He needed to know where Cairo stood with regards to Gaza, what kind of ceasefire they were working towards, what their intelligence assessments said. He probably even spoke directly to Egyptian President Abdel Fattah el-Sisi.
Sisi has a long history with Hamas and the trouble it causes, dating back to his previous roles as military governor in northern Sinai, head of Egyptian intelligence, and defense minister. He knows the ins and outs of the Hamas efforts to bond with the Muslim Brotherhood, the Islamist movement that led Egypt before him - a group that he despises.
It isn’t a secret that the Egyptian president doesn’t believe anything Hamas says. His senior advisors, who have been managing the negotiations with Gaza, despise the Hamas leadership and make no effort to hide it.
But what Sisi wants is quiet on his side of the Gaza border, and thus negotiations are in his best interests. He wants no more attempted infiltrations via the Sinai from Hamas, in order to carry out terror attacks in Egypt.
The Egyptian find their role in this exhausting game frustrating. They are mediating between two sides who don’t believe one another. Hamas makes statements showing Egypt in a positive light, but closely follows the unique relationship Sisi has with US President Donald Trump and Prime Minister Benjamin Netanyahu. Hamas believes it was Netanyahu who pushed Sisi into Trump’s arms, but also knows there is no other possible negotiator for their conflict with Israel.

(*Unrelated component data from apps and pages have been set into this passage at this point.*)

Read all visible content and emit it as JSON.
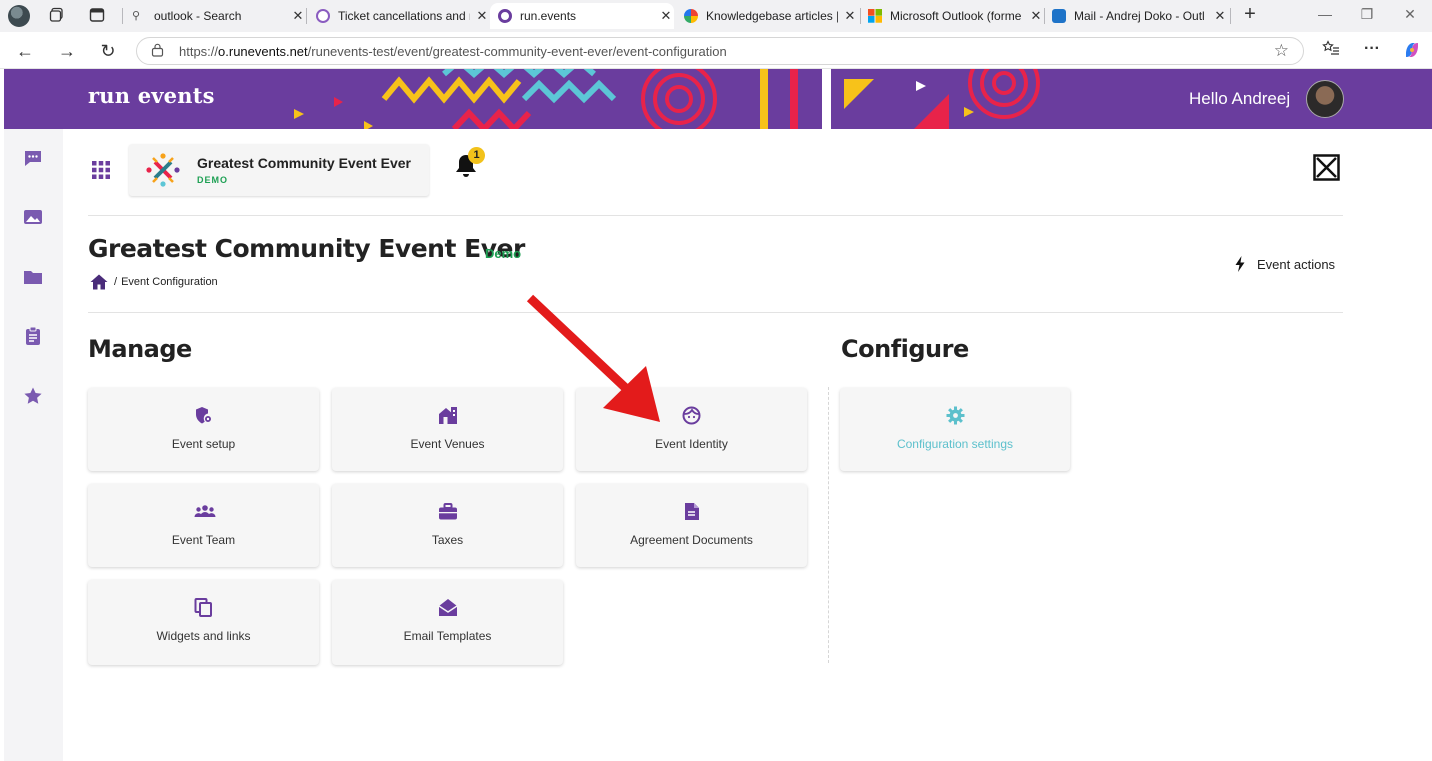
{
  "browser": {
    "tabs": [
      {
        "title": "outlook - Search",
        "active": false
      },
      {
        "title": "Ticket cancellations and n",
        "active": false
      },
      {
        "title": "run.events",
        "active": true
      },
      {
        "title": "Knowledgebase articles | r",
        "active": false
      },
      {
        "title": "Microsoft Outlook (forme",
        "active": false
      },
      {
        "title": "Mail - Andrej Doko - Outl",
        "active": false
      }
    ],
    "url_prefix": "https://",
    "url_host": "o.runevents.net",
    "url_path": "/runevents-test/event/greatest-community-event-ever/event-configuration"
  },
  "header": {
    "logo": "run events",
    "greeting": "Hello Andreej"
  },
  "event_card": {
    "name": "Greatest Community Event Ever",
    "badge": "DEMO",
    "notification_count": "1"
  },
  "page": {
    "title": "Greatest Community Event Ever",
    "title_badge": "Demo",
    "breadcrumb_sep": "/",
    "breadcrumb_current": "Event Configuration",
    "event_actions": "Event actions"
  },
  "manage": {
    "title": "Manage",
    "tiles": [
      {
        "label": "Event setup",
        "icon": "shield-gear-icon"
      },
      {
        "label": "Event Venues",
        "icon": "venue-icon"
      },
      {
        "label": "Event Identity",
        "icon": "face-icon"
      },
      {
        "label": "Event Team",
        "icon": "team-icon"
      },
      {
        "label": "Taxes",
        "icon": "briefcase-icon"
      },
      {
        "label": "Agreement Documents",
        "icon": "document-icon"
      },
      {
        "label": "Widgets and links",
        "icon": "copy-icon"
      },
      {
        "label": "Email Templates",
        "icon": "envelope-open-icon"
      }
    ]
  },
  "configure": {
    "title": "Configure",
    "tiles": [
      {
        "label": "Configuration settings",
        "icon": "gear-icon"
      }
    ]
  },
  "colors": {
    "brand_purple": "#6a3d9e",
    "demo_green": "#1ea054",
    "config_teal": "#5cc0cc",
    "annotation_red": "#e31b1b"
  }
}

Turkish President Recep Tayyip Erdoğan doesn’t have the access that Egypt has, and has disputes with both Israel and Egypt. Qatar is more ATM machine than mediator. (On Tuesday, the Qataris said they plan to build Hamas leader Ismail Haniyeh a new office, after his Gaza City headquarters were bombed by the IAF on Monday night.)
The Egyptians understand that Netanyahu wants quiet until the April 9 elections. Cairo sees Netanyahu as keeping his seat as prime minister — in fact, whomever I spoke to in Egypt thought Netanyahu would win, and all quickly stressed the importance of this unique, secretive relationship between the Israeli and Egyptian leaders.
Indeed, when Sisi took office four years ago, he wanted nothing whatsoever to do with whatever Hamas, Islamic Jihad and Israel were fighting about. He wanted to focus on Egypt and its financial woes.
Israel was the one to inform Sisi that if he didn’t take control of the situation, the EU, US or Turkey would be waltzing into the Gaza Strip. They stressed that being the sole mediator has perks for Egypt.
And so Sisi suppressed, but didn’t quite disguise, his loathing towards Hamas. In official meetings, he is businesslike and speaks in English, but behind the scenes and away from the negotiating table, he resorts to blunt swear words in Arabic.
During the latest clashes between Israel and Hamas, Cairo tried to persuade Jerusalem to pull its punches in Gaza, to do just enough to cause insult but not real injury. The Egyptians wanted Israel to stick to IAF airstrikes and then depart.
Conversely, the Egyptians did not believe a single word from Hamas regarding their purportedly "erroneous" rocket launches at Israel. Cairo sent strongly worded messages to the organization, warning that if it continued in this vein, Egypt would look the other way when Israel unleashed its vast military capabilities on Hamas.
Egypt is watching both sides carefully. Cairo itself has a single agenda, and that is to establish itself on the global stage. Israel would do well to help with this ambition.